63 Figure 1. Image of an STL File Ready for 3D Printing Figure 2. Civil 3D Expor t Sur face to Solid Dialog Box Figure 3. Sample STL File Depicting Solid Pipes and Drainage Structures The image below is an STL file created from a concrete water tank design consisting of a finished grade surface, a 3D model of the tank, and the associated tank and storm drain pipe networks. The creation of the Civil 3D objects that make up the design pictured above is beyond this article’s scope. However, the commands described below can convert Civil 3D objects into a single, 3D printable STL file. Export Surface to Solid. Entering EXPORTSURFACETOSOLID in the command line will bring up the following dialog: Select the TIN surface you want to export from the dropdown box. In the “Vertical definition” section, select “At a fixed elevation” and specify an elevation just below the minimum elevation of your selected surface. This selection will give your surface a thickness and a flat bottom at the elevation you specify, which is great for providing a solid first layer to your 3D print. Review the drawing output section, accept the default values or change as necessary for your needs. When you hit the Create Solid button, Civil 3D will create a solid model of your TIN surface. If your TIN surface is too dense (which is common when using LiDAR-derived terrain surfaces), you may need to use the SIMPLIFYSURFACE command to reduce the number of points in your TIN before you export the surface. Convert Pipe Network Elements to Solids In your design, you might have pipes or structures that are visible above ground that you want represented in your model, such as the maintenance holes, inlets and pipe and fitting shown in the image below: Civil 3D pressure and gravity pipe networks contain all the information needed to create 3D models of pipes and structures by default, but you need to use the CONVERTO3DSOLIDS command to create solid objects that you can export for 3D printing. If you start the command from a plan view orientation, you will get a warning recommending that you switch to a 3D view. If you get this warning, cancel, use ORBIT to rotate your view slightly and start the CONVERTOT3DSOLIDS command again. Now select the pipes and structures you want to export and hit enter. Choose whether you want to delete your existing pipes and structures (probably not, as this would break the annotation labels, styles, and profiles associated with those pipes and structures) and hit enter again.
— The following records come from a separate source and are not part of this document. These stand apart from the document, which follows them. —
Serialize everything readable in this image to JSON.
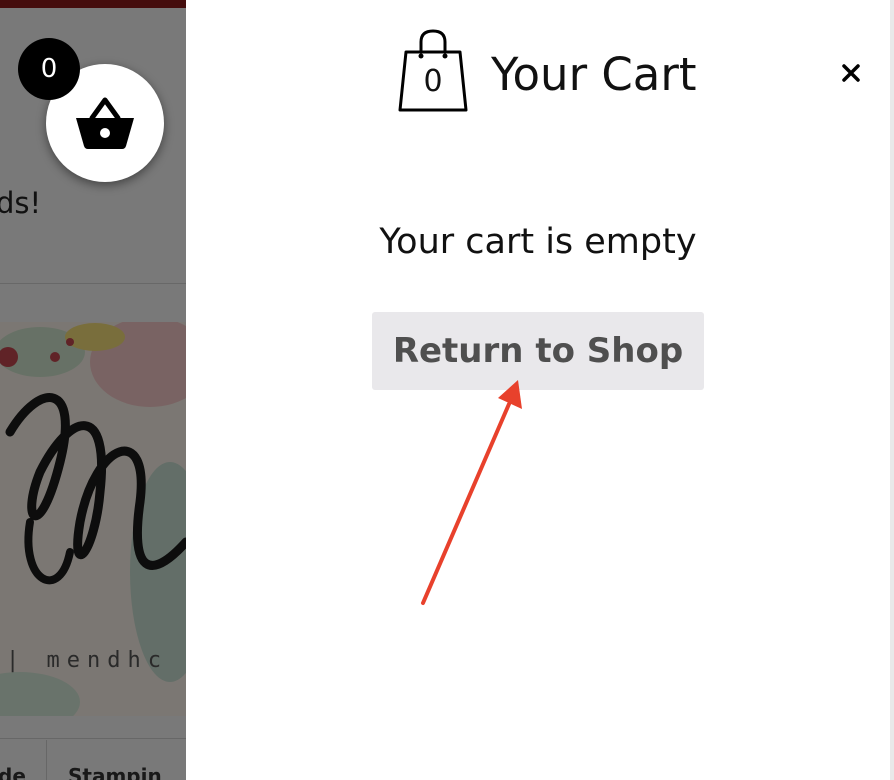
{
  "background_page": {
    "tagline_fragment": "ds!",
    "brand_fragment": "| mendhc",
    "nav_fragments": [
      "de",
      "Stampin"
    ]
  },
  "floating_cart": {
    "count": "0",
    "icon": "basket-icon"
  },
  "cart_drawer": {
    "bag_icon": "shopping-bag-icon",
    "bag_count": "0",
    "title": "Your Cart",
    "close_icon": "close-icon",
    "empty_message": "Your cart is empty",
    "return_button_label": "Return to Shop"
  },
  "annotation": {
    "arrow_color": "#e8412c"
  },
  "colors": {
    "overlay": "rgba(0,0,0,0.5)",
    "button_bg": "#e9e8eb",
    "button_text": "#4f4f4f",
    "top_bar": "#8a1b1b"
  }
}
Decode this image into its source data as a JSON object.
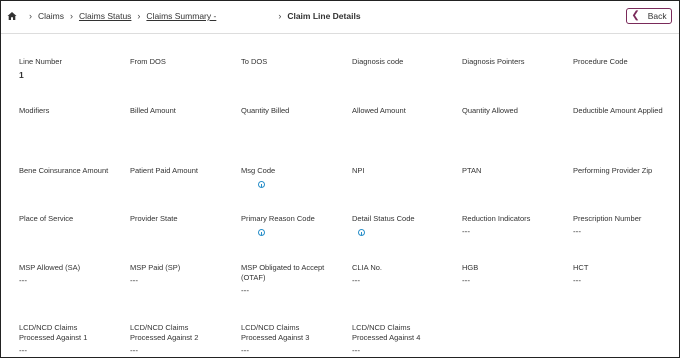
{
  "breadcrumb": {
    "home_icon": "home-icon",
    "items": [
      "Claims",
      "Claims Status",
      "Claims Summary -"
    ],
    "current": "Claim Line Details"
  },
  "back_label": "Back",
  "fields": [
    {
      "label": "Line Number",
      "value": "1"
    },
    {
      "label": "From DOS",
      "value": ""
    },
    {
      "label": "To DOS",
      "value": ""
    },
    {
      "label": "Diagnosis code",
      "value": ""
    },
    {
      "label": "Diagnosis Pointers",
      "value": ""
    },
    {
      "label": "Procedure Code",
      "value": ""
    },
    {
      "label": "Modifiers",
      "value": ""
    },
    {
      "label": "Billed Amount",
      "value": ""
    },
    {
      "label": "Quantity Billed",
      "value": ""
    },
    {
      "label": "Allowed Amount",
      "value": ""
    },
    {
      "label": "Quantity Allowed",
      "value": ""
    },
    {
      "label": "Deductible Amount Applied",
      "value": ""
    },
    {
      "label": "Bene Coinsurance Amount",
      "value": ""
    },
    {
      "label": "Patient Paid Amount",
      "value": ""
    },
    {
      "label": "Msg Code",
      "value": ""
    },
    {
      "label": "NPI",
      "value": ""
    },
    {
      "label": "PTAN",
      "value": ""
    },
    {
      "label": "Performing Provider Zip",
      "value": ""
    },
    {
      "label": "Place of Service",
      "value": ""
    },
    {
      "label": "Provider State",
      "value": ""
    },
    {
      "label": "Primary Reason Code",
      "value": ""
    },
    {
      "label": "Detail Status Code",
      "value": ""
    },
    {
      "label": "Reduction Indicators",
      "value": "---"
    },
    {
      "label": "Prescription Number",
      "value": "---"
    },
    {
      "label": "MSP Allowed (SA)",
      "value": "---"
    },
    {
      "label": "MSP Paid (SP)",
      "value": "---"
    },
    {
      "label": "MSP Obligated to Accept (OTAF)",
      "value": "---"
    },
    {
      "label": "CLIA No.",
      "value": "---"
    },
    {
      "label": "HGB",
      "value": "---"
    },
    {
      "label": "HCT",
      "value": "---"
    },
    {
      "label": "LCD/NCD Claims Processed Against 1",
      "value": "---"
    },
    {
      "label": "LCD/NCD Claims Processed Against 2",
      "value": "---"
    },
    {
      "label": "LCD/NCD Claims Processed Against 3",
      "value": "---"
    },
    {
      "label": "LCD/NCD Claims Processed Against 4",
      "value": "---"
    }
  ],
  "colors": {
    "accent": "#7a2a5a",
    "info": "#2a8fc9"
  }
}
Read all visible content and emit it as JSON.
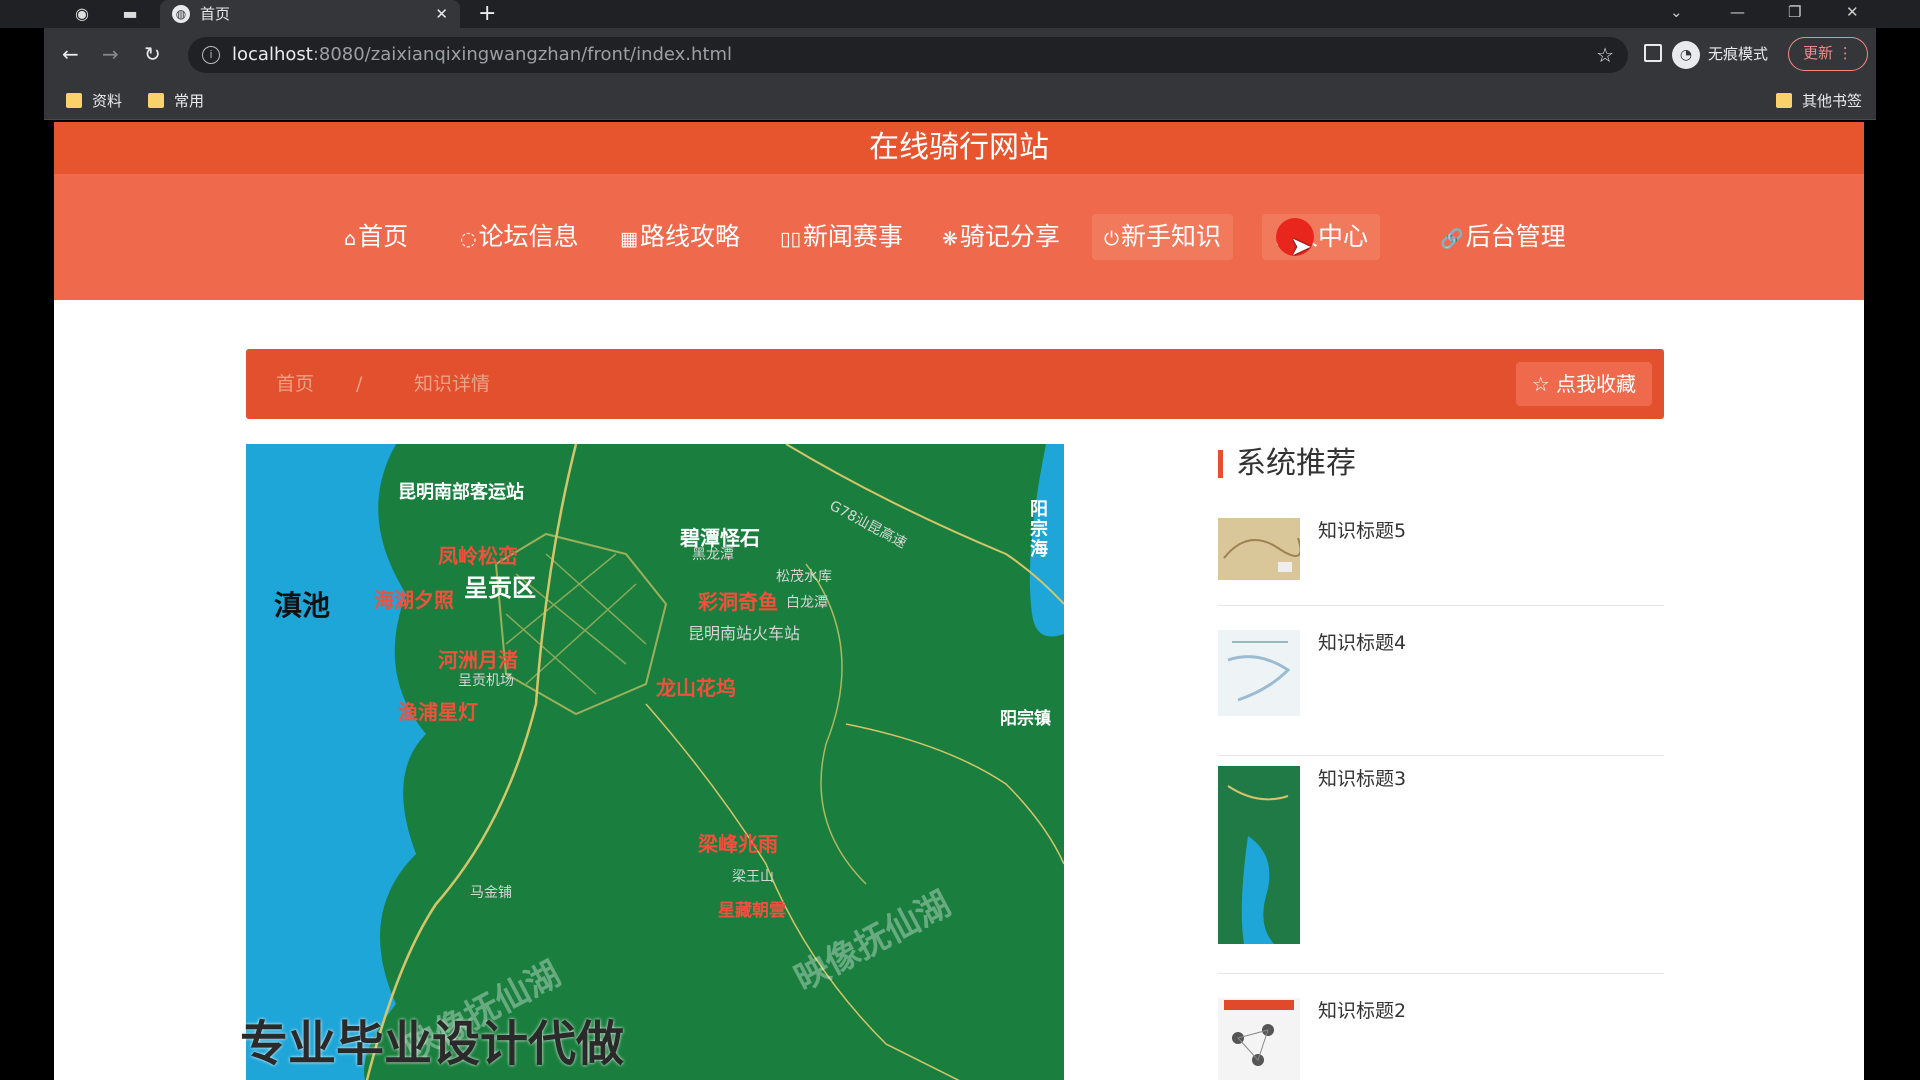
{
  "browser": {
    "tab_title": "首页",
    "url_host": "localhost",
    "url_path": ":8080/zaixianqixingwangzhan/front/index.html",
    "incognito_label": "无痕模式",
    "update_label": "更新",
    "bookmarks": [
      "资料",
      "常用"
    ],
    "other_bookmarks": "其他书签"
  },
  "site": {
    "title": "在线骑行网站",
    "nav": [
      {
        "icon": "⌂",
        "label": "首页"
      },
      {
        "icon": "◌",
        "label": "论坛信息"
      },
      {
        "icon": "▦",
        "label": "路线攻略"
      },
      {
        "icon": "▯▯",
        "label": "新闻赛事"
      },
      {
        "icon": "❋",
        "label": "骑记分享"
      },
      {
        "icon": "⏻",
        "label": "新手知识"
      },
      {
        "icon": "♙",
        "label": "人中心"
      },
      {
        "icon": "🔗",
        "label": "后台管理"
      }
    ],
    "active_nav_index": 5,
    "accent_color": "#ef6a4c",
    "header_dark_color": "#e7552f"
  },
  "breadcrumb": {
    "home": "首页",
    "separator": "/",
    "current": "知识详情",
    "favorite_button": "点我收藏"
  },
  "map_image": {
    "labels_dark": [
      "滇池"
    ],
    "labels_white": [
      "昆明南部客运站",
      "呈贡区",
      "碧潭怪石",
      "阳宗镇",
      "阳宗海"
    ],
    "labels_red": [
      "凤岭松峦",
      "海湖夕照",
      "河洲月渚",
      "渔浦星灯",
      "彩洞奇鱼",
      "龙山花坞",
      "梁峰兆雨",
      "黑龙潭",
      "白龙潭",
      "昆明南站火车站",
      "梁王山",
      "星藏朝雲",
      "马金铺",
      "G78汕昆高速",
      "呈贡机场",
      "松茂水库"
    ],
    "watermark_main": "专业毕业设计代做",
    "watermark_faint": "映像抚仙湖"
  },
  "recommend": {
    "title": "系统推荐",
    "items": [
      {
        "label": "知识标题5"
      },
      {
        "label": "知识标题4"
      },
      {
        "label": "知识标题3"
      },
      {
        "label": "知识标题2"
      }
    ]
  }
}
The result of this command should be individual “3D solid” objects representing your pipes and structures. Create Other 3D Solid Objects as Needed Civil 3D includes all the advanced 3D CAD commands necessary to create primitive 3D solids such as cubes, spheres, cylinders, cones, etc. You can use these commands to create basic representations of tanks, buildings and other features you might need to be included in your 3D print. For more complex 3D objects, research the EXTRUDE, LOFT, SWEEP, REVOLVE, and PRESSPULL commands. The large tank in Figure 1 was created by tracing a structural section view outline and using the REVOLVE command. Combine all 3D Solids and Export STL File Once you have all individual design elements converted to “3D solid” object types, use the UNION command Continued on the following page